verb (used without object)
- to bellow; low.
- to lament; mourn.
verb (used with object)
Origin of croon
Examples from the Web for crooned
Contemporary Examples of crooned
“All over the world there are children with hopes still burning, in the dreams of tomorrow,” she crooned.Hillary Woos the Jews
March 20, 2014
Vivien crooned about his attentions to her in August 1915: “He is all over me, is Bertie, and I simply love him.”The Best of Brit Lit
May 17, 2010
Historical Examples of crooned
Gathering Polly tenderly in his arms, he crooned over her like a mother.Polly of Lady Gay Cottage
Emma C. Dowd
"The light one, the light one—the heavy one to come," crooned the Welshwoman.The Upper Berth
Francis Marion Crawford
Christianna, who had moaned as she crooned, hardly knowing it, at once fell silent.The Long Roll
Many a time had she crooned it in the old days as I rowed her in the boat.Kilgorman
Talbot Baines Reed
Old Worble crooned and doddered, and feebly repeated "Picnic?"
Word Origin for croon

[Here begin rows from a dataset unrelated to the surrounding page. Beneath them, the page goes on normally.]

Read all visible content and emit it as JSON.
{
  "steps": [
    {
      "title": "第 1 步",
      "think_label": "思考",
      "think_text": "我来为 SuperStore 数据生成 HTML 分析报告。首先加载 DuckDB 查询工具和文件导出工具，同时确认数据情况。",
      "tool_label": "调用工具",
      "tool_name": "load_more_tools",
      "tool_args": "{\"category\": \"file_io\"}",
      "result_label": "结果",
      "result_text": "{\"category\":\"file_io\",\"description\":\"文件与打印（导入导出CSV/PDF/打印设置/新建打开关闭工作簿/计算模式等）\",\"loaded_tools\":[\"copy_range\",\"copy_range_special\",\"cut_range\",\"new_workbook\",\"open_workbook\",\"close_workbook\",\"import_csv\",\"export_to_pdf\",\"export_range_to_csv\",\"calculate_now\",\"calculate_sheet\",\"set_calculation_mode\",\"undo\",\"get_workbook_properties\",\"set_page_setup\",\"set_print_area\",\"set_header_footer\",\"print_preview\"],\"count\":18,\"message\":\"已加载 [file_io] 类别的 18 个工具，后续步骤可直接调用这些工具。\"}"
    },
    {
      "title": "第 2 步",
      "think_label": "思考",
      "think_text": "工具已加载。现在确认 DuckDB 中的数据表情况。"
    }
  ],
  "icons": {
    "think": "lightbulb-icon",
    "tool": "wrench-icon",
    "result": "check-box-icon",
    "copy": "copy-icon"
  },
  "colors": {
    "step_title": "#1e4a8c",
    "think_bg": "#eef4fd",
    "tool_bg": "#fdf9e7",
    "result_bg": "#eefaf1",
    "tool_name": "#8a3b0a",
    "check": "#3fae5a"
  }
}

c.1400, originally Scottish, from Middle Dutch kronen "to lament, mourn," perhaps imitative. Originally "to bellow like a bull" as well as "to utter a low, murmuring sound" (mid-15c.). Popularized by Robert Burns. Sense evolved to "lament," then to "sing softly and sadly." Related: Crooned; crooning.